Harriet S.MeyerMD, Contributing EditorDavid H.MorseMS, Journal Review EditorRobertHoganMD, adviser for new media
Approximately half of all US women and one fourth of US men dislike some aspect of their appearance, and more and more of them are turning to cosmetic surgery to correct the perceived defects. In Cosmetic Surgery, sociologist Deborah A. Sullivan explores this phenomenon and its implications for the commercialization of medicine in the United States.

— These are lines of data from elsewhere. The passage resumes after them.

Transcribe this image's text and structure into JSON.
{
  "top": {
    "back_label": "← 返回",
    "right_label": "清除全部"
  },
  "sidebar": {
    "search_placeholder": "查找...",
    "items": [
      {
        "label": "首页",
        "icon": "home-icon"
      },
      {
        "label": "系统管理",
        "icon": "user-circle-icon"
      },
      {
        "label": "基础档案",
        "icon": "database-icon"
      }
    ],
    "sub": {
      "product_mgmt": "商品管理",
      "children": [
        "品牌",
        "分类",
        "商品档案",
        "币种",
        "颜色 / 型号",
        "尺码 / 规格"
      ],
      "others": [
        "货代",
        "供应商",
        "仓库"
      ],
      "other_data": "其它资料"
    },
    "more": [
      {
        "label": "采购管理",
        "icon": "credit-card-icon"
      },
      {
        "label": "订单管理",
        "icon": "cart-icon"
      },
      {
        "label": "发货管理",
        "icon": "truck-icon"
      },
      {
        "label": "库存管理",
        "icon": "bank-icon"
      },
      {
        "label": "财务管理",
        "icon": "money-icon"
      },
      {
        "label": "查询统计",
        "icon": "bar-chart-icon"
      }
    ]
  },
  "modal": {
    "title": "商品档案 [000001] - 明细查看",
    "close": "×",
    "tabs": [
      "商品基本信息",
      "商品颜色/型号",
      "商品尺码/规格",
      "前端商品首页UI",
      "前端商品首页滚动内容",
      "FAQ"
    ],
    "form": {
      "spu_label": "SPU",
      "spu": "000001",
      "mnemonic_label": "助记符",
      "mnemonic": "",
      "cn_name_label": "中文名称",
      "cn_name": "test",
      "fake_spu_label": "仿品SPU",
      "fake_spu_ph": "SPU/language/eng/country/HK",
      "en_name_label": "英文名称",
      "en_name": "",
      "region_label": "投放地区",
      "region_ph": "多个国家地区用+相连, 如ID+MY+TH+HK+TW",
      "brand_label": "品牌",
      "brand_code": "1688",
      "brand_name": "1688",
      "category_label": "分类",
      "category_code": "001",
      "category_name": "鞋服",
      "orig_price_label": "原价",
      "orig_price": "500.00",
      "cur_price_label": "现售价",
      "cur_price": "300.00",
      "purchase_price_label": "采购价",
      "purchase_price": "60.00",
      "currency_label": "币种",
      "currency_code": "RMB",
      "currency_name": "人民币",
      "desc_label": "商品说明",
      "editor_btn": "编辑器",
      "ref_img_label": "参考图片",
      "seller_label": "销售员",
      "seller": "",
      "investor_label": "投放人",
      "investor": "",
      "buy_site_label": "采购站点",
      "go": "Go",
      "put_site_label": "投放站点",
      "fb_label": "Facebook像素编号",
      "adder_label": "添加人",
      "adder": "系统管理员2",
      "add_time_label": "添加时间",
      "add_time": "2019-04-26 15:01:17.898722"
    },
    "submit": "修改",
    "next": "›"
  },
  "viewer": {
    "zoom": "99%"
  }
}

Sullivan regards cosmetic surgery as a modern body custom. Like the binding of women's feet in ancient China or the black curves and spirals carved on Maori faces, these surgical changes "are an effort to achieve a desired identity and connection with a reference group." Certainly, as the author points out, our culture rewards those whose appearance most closely approximates the ideal with social, psychological, and economic benefits. However, this ideal is ever-changing, defined by a fickle media saturated with the latest desirable body images.

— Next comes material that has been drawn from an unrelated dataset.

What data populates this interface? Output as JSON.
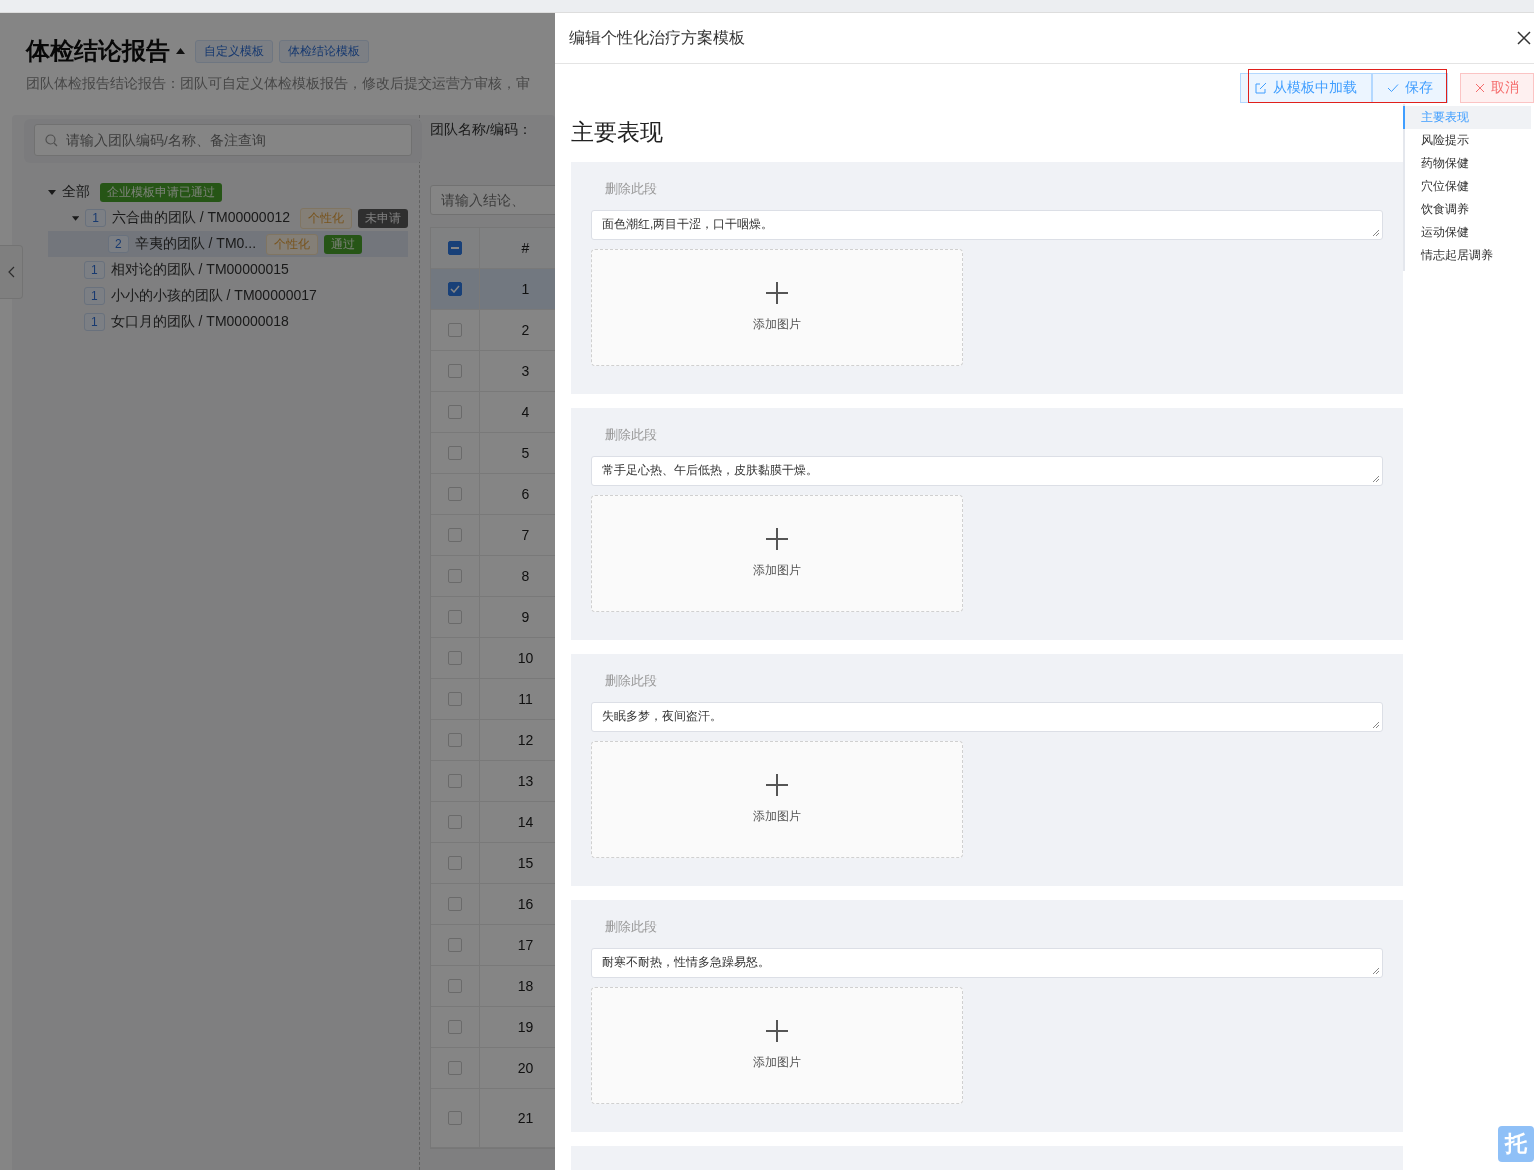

Cosmetic SurgeryCosmetic Surgery: The Cutting Edge of Commercial Medicine in America. JAMA. 2001;286(7):848-849. doi:10.1001/jama.286.7.848-JBK0815-3-1